Random Culture points us to the Amazon Fishbowl, an online show launching in June and hosted by Bill Mahr which will feature live musical performances, interviews with authors, directors and actors and a UPS-sponsored "special delivery" to an Amazon customer. According to the site, the show will be streamed beginning at 8PM on June 1 so that it "broadcasts" as does TV. Random Culture notes, and we agree, it might be nice if the show was available to download either as file or as podcast allowing the viewer to watch it on their own time rather than Amazon's time.
In the premier episode, Mahr interviews Stephen King, Paul Rieser makes a UPS delivery and Mahr speaks with screenwriter Armistead Maupin. It could be a nice tie-in for UPS if they hook up with the right celebu-deliverers.
In the works since last year, tire maker Pirelli will, in March. release The Call, a 10-minute video, created by Leo Burnett and set in the Vatican, starring John Malkovich who plays a priest and Naomi Campbell who plays the devil. Using the power stuggle between good and evil, Pirelli claims the film, directed by Antoine Fuqua, will be a metaphor for the company's "power is nothing without control" tagline. The film will be released exclusively online and receive promotion through online, print and television.
This is Hollywood-style, celebrity-powered ad is sure to give Russell Crowe plenty of ammunition to further castigate celebrities for selling out. That said, if we, as an industry want better ads, we have to tap better talent. Big names bring a sea of eyeballs and getting noticed in today's media environment is becoming an impossible task.
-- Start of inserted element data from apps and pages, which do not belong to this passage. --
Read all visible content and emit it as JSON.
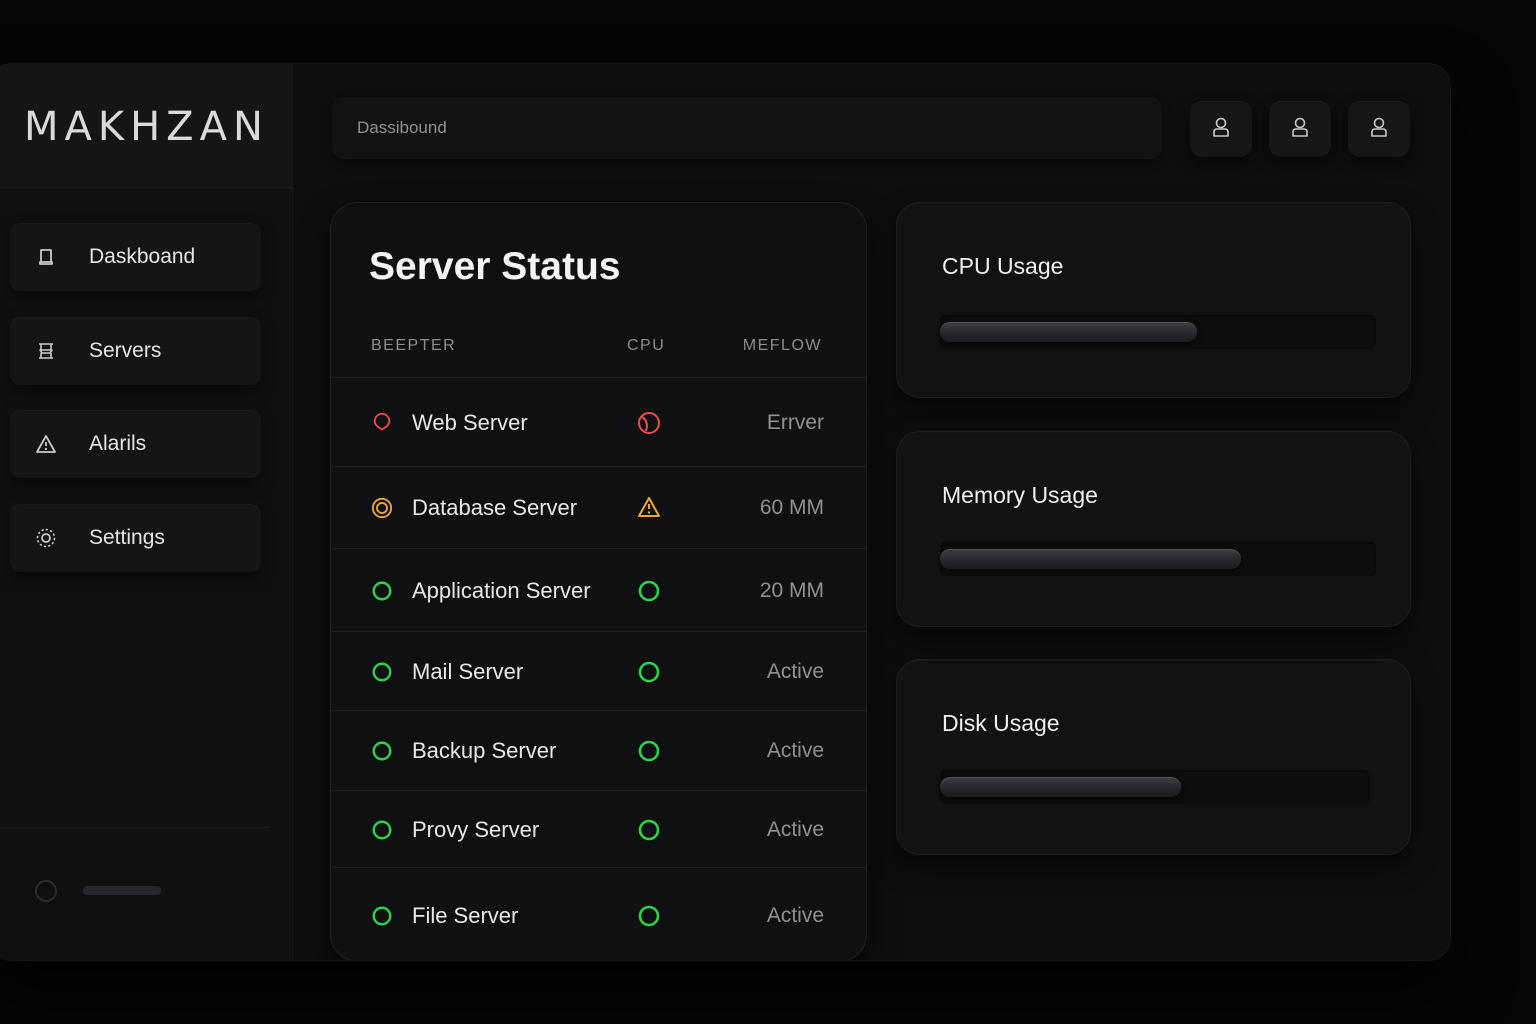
{
  "brand": "MAKHZAN",
  "search": {
    "placeholder": "Dassibound"
  },
  "topbar": {
    "buttons": [
      {
        "icon": "user-icon"
      },
      {
        "icon": "user-icon"
      },
      {
        "icon": "user-icon"
      }
    ]
  },
  "sidebar": {
    "items": [
      {
        "label": "Daskboand",
        "icon": "dashboard-icon"
      },
      {
        "label": "Servers",
        "icon": "server-icon"
      },
      {
        "label": "Alarils",
        "icon": "warning-icon"
      },
      {
        "label": "Settings",
        "icon": "gear-icon"
      }
    ]
  },
  "status": {
    "title": "Server Status",
    "columns": [
      "BEEPTER",
      "CPU",
      "MEFLOW"
    ],
    "rows": [
      {
        "name": "Web Server",
        "value": "Errver",
        "status": "error",
        "cpu": "error"
      },
      {
        "name": "Database Server",
        "value": "60 MM",
        "status": "warning",
        "cpu": "warning"
      },
      {
        "name": "Application Server",
        "value": "20 MM",
        "status": "ok",
        "cpu": "ok"
      },
      {
        "name": "Mail Server",
        "value": "Active",
        "status": "ok",
        "cpu": "ok"
      },
      {
        "name": "Backup Server",
        "value": "Active",
        "status": "ok",
        "cpu": "ok"
      },
      {
        "name": "Provy Server",
        "value": "Active",
        "status": "ok",
        "cpu": "ok"
      },
      {
        "name": "File Server",
        "value": "Active",
        "status": "ok",
        "cpu": "ok"
      }
    ]
  },
  "usage": [
    {
      "title": "CPU Usage",
      "fraction": 0.59
    },
    {
      "title": "Memory Usage",
      "fraction": 0.69
    },
    {
      "title": "Disk Usage",
      "fraction": 0.56
    }
  ],
  "colors": {
    "error": "#ef4b4b",
    "warning": "#f0a63a",
    "ok": "#2fd34a"
  }
}
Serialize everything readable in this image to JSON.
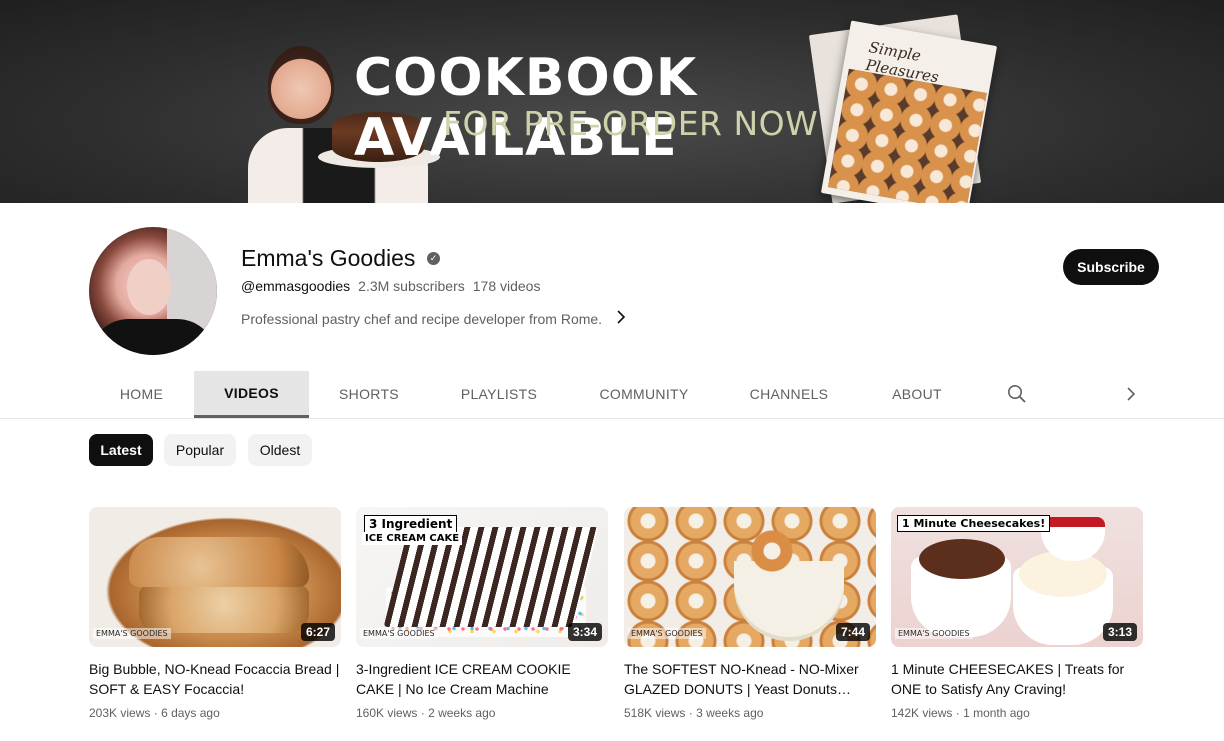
{
  "banner": {
    "title": "COOKBOOK AVAILABLE",
    "subtitle": "FOR PRE-ORDER NOW",
    "book_title": "Simple Pleasures"
  },
  "channel": {
    "name": "Emma's Goodies",
    "handle": "@emmasgoodies",
    "subscribers": "2.3M subscribers",
    "videos": "178 videos",
    "description": "Professional pastry chef and recipe developer from Rome.",
    "subscribe_label": "Subscribe"
  },
  "tabs": [
    {
      "label": "HOME"
    },
    {
      "label": "VIDEOS",
      "active": true
    },
    {
      "label": "SHORTS"
    },
    {
      "label": "PLAYLISTS"
    },
    {
      "label": "COMMUNITY"
    },
    {
      "label": "CHANNELS"
    },
    {
      "label": "ABOUT"
    }
  ],
  "chips": [
    {
      "label": "Latest",
      "active": true
    },
    {
      "label": "Popular"
    },
    {
      "label": "Oldest"
    }
  ],
  "videos": [
    {
      "title": "Big Bubble, NO-Knead Focaccia Bread | SOFT & EASY Focaccia!",
      "views": "203K views",
      "age": "6 days ago",
      "duration": "6:27",
      "watermark": "EMMA'S GOODIES"
    },
    {
      "title": "3-Ingredient ICE CREAM COOKIE CAKE | No Ice Cream Machine",
      "views": "160K views",
      "age": "2 weeks ago",
      "duration": "3:34",
      "overlay_line1": "3 Ingredient",
      "overlay_line2": "ICE CREAM CAKE",
      "watermark": "EMMA'S GOODIES"
    },
    {
      "title": "The SOFTEST NO-Knead - NO-Mixer GLAZED DONUTS | Yeast Donuts…",
      "views": "518K views",
      "age": "3 weeks ago",
      "duration": "7:44",
      "watermark": "EMMA'S GOODIES"
    },
    {
      "title": "1 Minute CHEESECAKES | Treats for ONE to Satisfy Any Craving!",
      "views": "142K views",
      "age": "1 month ago",
      "duration": "3:13",
      "overlay_line1": "1 Minute Cheesecakes!",
      "watermark": "EMMA'S GOODIES"
    }
  ],
  "meta_separator": "·",
  "icons": {
    "verified": "check-circle-icon",
    "search": "search-icon",
    "more_tabs": "chevron-right-icon",
    "description_more": "chevron-right-icon"
  },
  "colors": {
    "primary_text": "#0f0f0f",
    "secondary_text": "#606060",
    "active_tab_bg": "#e5e5e5",
    "chip_bg": "#f2f2f2",
    "subscribe_bg": "#0f0f0f"
  }
}
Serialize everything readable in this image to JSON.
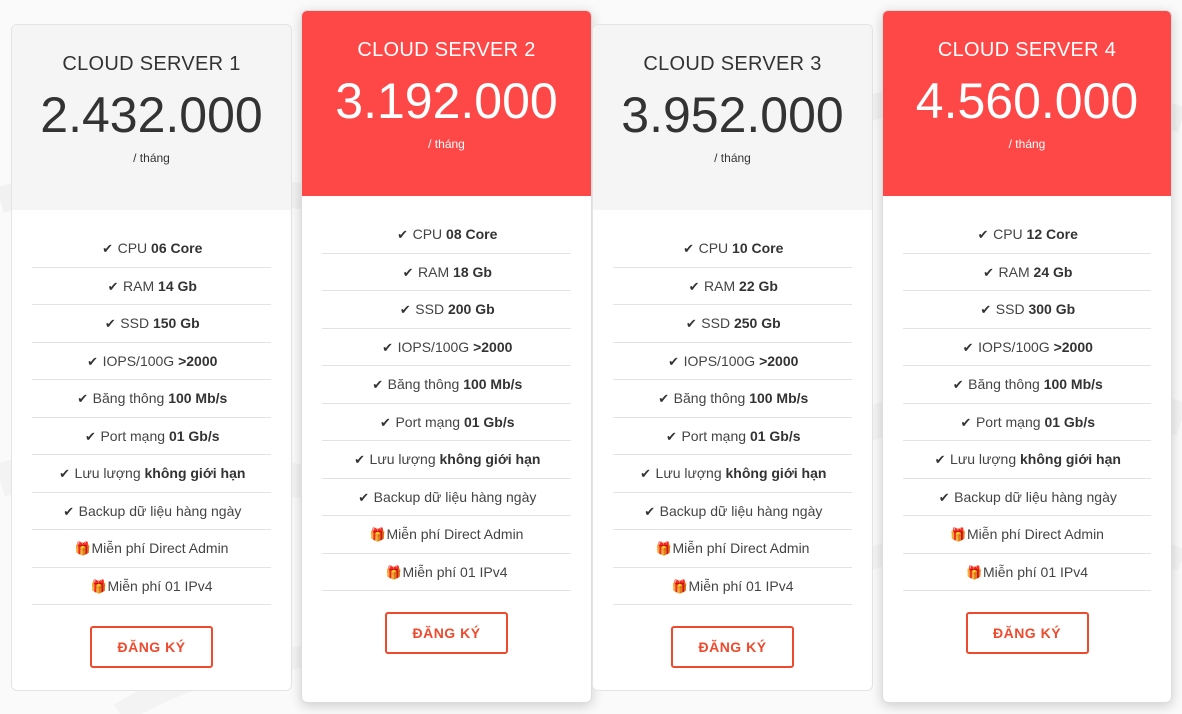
{
  "accent_color": "#fe4848",
  "button_color": "#ee4a2e",
  "plans": [
    {
      "title": "CLOUD SERVER 1",
      "price": "2.432.000",
      "period": "/ tháng",
      "featured": false,
      "features": [
        {
          "icon": "check-icon",
          "label": "CPU",
          "value": "06 Core"
        },
        {
          "icon": "check-icon",
          "label": "RAM",
          "value": "14 Gb"
        },
        {
          "icon": "check-icon",
          "label": "SSD",
          "value": "150 Gb"
        },
        {
          "icon": "check-icon",
          "label": "IOPS/100G",
          "value": ">2000"
        },
        {
          "icon": "check-icon",
          "label": "Băng thông",
          "value": "100 Mb/s"
        },
        {
          "icon": "check-icon",
          "label": "Port mạng",
          "value": "01 Gb/s"
        },
        {
          "icon": "check-icon",
          "label": "Lưu lượng",
          "value": "không giới hạn"
        },
        {
          "icon": "check-icon",
          "label": "Backup dữ liệu hàng ngày",
          "value": ""
        },
        {
          "icon": "gift-icon",
          "label": "Miễn phí Direct Admin",
          "value": ""
        },
        {
          "icon": "gift-icon",
          "label": "Miễn phí 01 IPv4",
          "value": ""
        }
      ],
      "button": "ĐĂNG KÝ"
    },
    {
      "title": "CLOUD SERVER 2",
      "price": "3.192.000",
      "period": "/ tháng",
      "featured": true,
      "features": [
        {
          "icon": "check-icon",
          "label": "CPU",
          "value": "08 Core"
        },
        {
          "icon": "check-icon",
          "label": "RAM",
          "value": "18 Gb"
        },
        {
          "icon": "check-icon",
          "label": "SSD",
          "value": "200 Gb"
        },
        {
          "icon": "check-icon",
          "label": "IOPS/100G",
          "value": ">2000"
        },
        {
          "icon": "check-icon",
          "label": "Băng thông",
          "value": "100 Mb/s"
        },
        {
          "icon": "check-icon",
          "label": "Port mạng",
          "value": "01 Gb/s"
        },
        {
          "icon": "check-icon",
          "label": "Lưu lượng",
          "value": "không giới hạn"
        },
        {
          "icon": "check-icon",
          "label": "Backup dữ liệu hàng ngày",
          "value": ""
        },
        {
          "icon": "gift-icon",
          "label": "Miễn phí Direct Admin",
          "value": ""
        },
        {
          "icon": "gift-icon",
          "label": "Miễn phí 01 IPv4",
          "value": ""
        }
      ],
      "button": "ĐĂNG KÝ"
    },
    {
      "title": "CLOUD SERVER 3",
      "price": "3.952.000",
      "period": "/ tháng",
      "featured": false,
      "features": [
        {
          "icon": "check-icon",
          "label": "CPU",
          "value": "10 Core"
        },
        {
          "icon": "check-icon",
          "label": "RAM",
          "value": "22 Gb"
        },
        {
          "icon": "check-icon",
          "label": "SSD",
          "value": "250 Gb"
        },
        {
          "icon": "check-icon",
          "label": "IOPS/100G",
          "value": ">2000"
        },
        {
          "icon": "check-icon",
          "label": "Băng thông",
          "value": "100 Mb/s"
        },
        {
          "icon": "check-icon",
          "label": "Port mạng",
          "value": "01 Gb/s"
        },
        {
          "icon": "check-icon",
          "label": "Lưu lượng",
          "value": "không giới hạn"
        },
        {
          "icon": "check-icon",
          "label": "Backup dữ liệu hàng ngày",
          "value": ""
        },
        {
          "icon": "gift-icon",
          "label": "Miễn phí Direct Admin",
          "value": ""
        },
        {
          "icon": "gift-icon",
          "label": "Miễn phí 01 IPv4",
          "value": ""
        }
      ],
      "button": "ĐĂNG KÝ"
    },
    {
      "title": "CLOUD SERVER 4",
      "price": "4.560.000",
      "period": "/ tháng",
      "featured": true,
      "features": [
        {
          "icon": "check-icon",
          "label": "CPU",
          "value": "12 Core"
        },
        {
          "icon": "check-icon",
          "label": "RAM",
          "value": "24 Gb"
        },
        {
          "icon": "check-icon",
          "label": "SSD",
          "value": "300 Gb"
        },
        {
          "icon": "check-icon",
          "label": "IOPS/100G",
          "value": ">2000"
        },
        {
          "icon": "check-icon",
          "label": "Băng thông",
          "value": "100 Mb/s"
        },
        {
          "icon": "check-icon",
          "label": "Port mạng",
          "value": "01 Gb/s"
        },
        {
          "icon": "check-icon",
          "label": "Lưu lượng",
          "value": "không giới hạn"
        },
        {
          "icon": "check-icon",
          "label": "Backup dữ liệu hàng ngày",
          "value": ""
        },
        {
          "icon": "gift-icon",
          "label": "Miễn phí Direct Admin",
          "value": ""
        },
        {
          "icon": "gift-icon",
          "label": "Miễn phí 01 IPv4",
          "value": ""
        }
      ],
      "button": "ĐĂNG KÝ"
    }
  ]
}
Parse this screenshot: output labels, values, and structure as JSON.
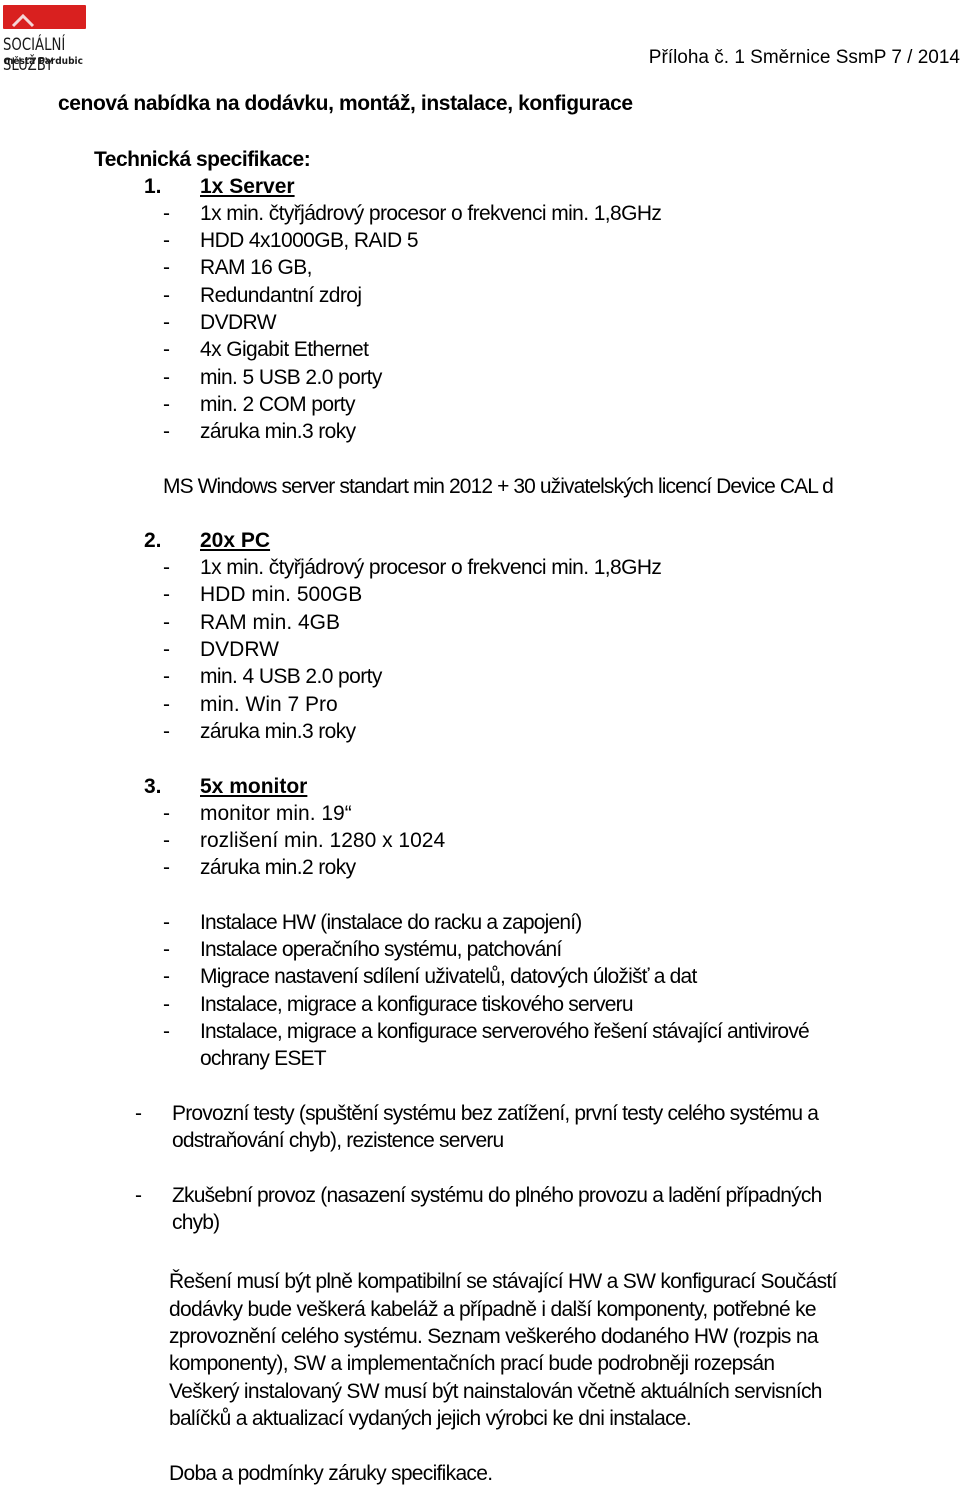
{
  "header": {
    "logo": {
      "icon": "chevron-up-icon",
      "brand_color": "#d9201f",
      "name": "SOCIÁLNÍ SLUŽBY",
      "subtitle": "města Pardubic"
    },
    "annex_label": "Příloha č. 1 Směrnice SsmP  7 / 2014"
  },
  "document": {
    "title": "cenová nabídka na dodávku, montáž, instalace, konfigurace",
    "spec_heading": "Technická specifikace:",
    "sections": [
      {
        "number": "1.",
        "title": "1x Server",
        "items": [
          "1x min. čtyřjádrový procesor o frekvenci min. 1,8GHz",
          "HDD 4x1000GB, RAID 5",
          "RAM 16 GB,",
          "Redundantní zdroj",
          "DVDRW",
          "4x Gigabit Ethernet",
          "min. 5 USB 2.0 porty",
          "min. 2 COM porty",
          "záruka min.3 roky"
        ],
        "note": "MS Windows server standart min 2012 + 30 uživatelských licencí Device CAL d"
      },
      {
        "number": "2.",
        "title": "20x PC",
        "items": [
          "1x min. čtyřjádrový procesor o frekvenci min. 1,8GHz",
          "HDD min. 500GB",
          "RAM min. 4GB",
          "DVDRW",
          "min. 4 USB 2.0 porty",
          "min. Win 7 Pro",
          "záruka min.3 roky"
        ]
      },
      {
        "number": "3.",
        "title": "5x monitor",
        "items": [
          "monitor min. 19“",
          "rozlišení min. 1280 x 1024",
          "záruka min.2 roky"
        ]
      }
    ],
    "services": [
      "Instalace HW (instalace do racku a zapojení)",
      "Instalace operačního systému, patchování",
      "Migrace nastavení sdílení uživatelů, datových úložišť a dat",
      "Instalace, migrace a konfigurace tiskového serveru",
      "Instalace, migrace a konfigurace serverového řešení stávající antivirové",
      "ochrany ESET"
    ],
    "tests": [
      {
        "line1": "Provozní testy (spuštění systému bez zatížení, první testy celého systému a",
        "line2": "odstraňování chyb), rezistence serveru"
      },
      {
        "line1": "Zkušební provoz (nasazení systému do plného provozu a ladění případných",
        "line2": "chyb)"
      }
    ],
    "paragraph_lines": [
      "Řešení musí být plně kompatibilní se stávající HW a SW konfigurací Součástí",
      "dodávky bude veškerá kabeláž a případně i další komponenty, potřebné ke",
      "zprovoznění celého systému. Seznam veškerého dodaného HW (rozpis na",
      "komponenty), SW a implementačních prací bude podrobněji rozepsán",
      "Veškerý instalovaný SW musí být nainstalován včetně aktuálních servisních",
      "balíčků a aktualizací vydaných jejich výrobci ke dni instalace."
    ],
    "closing": "Doba a podmínky záruky specifikace.",
    "dash": "-"
  }
}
Granted, Malkovick, though a superb actor, isn't A-list in terms of popularity and Campbell, while very popular, is no Malkovich in the acting department but together, they just might bring some notoriety and sales to Pirelli and its sleepy, commodity-like category of automotive tires.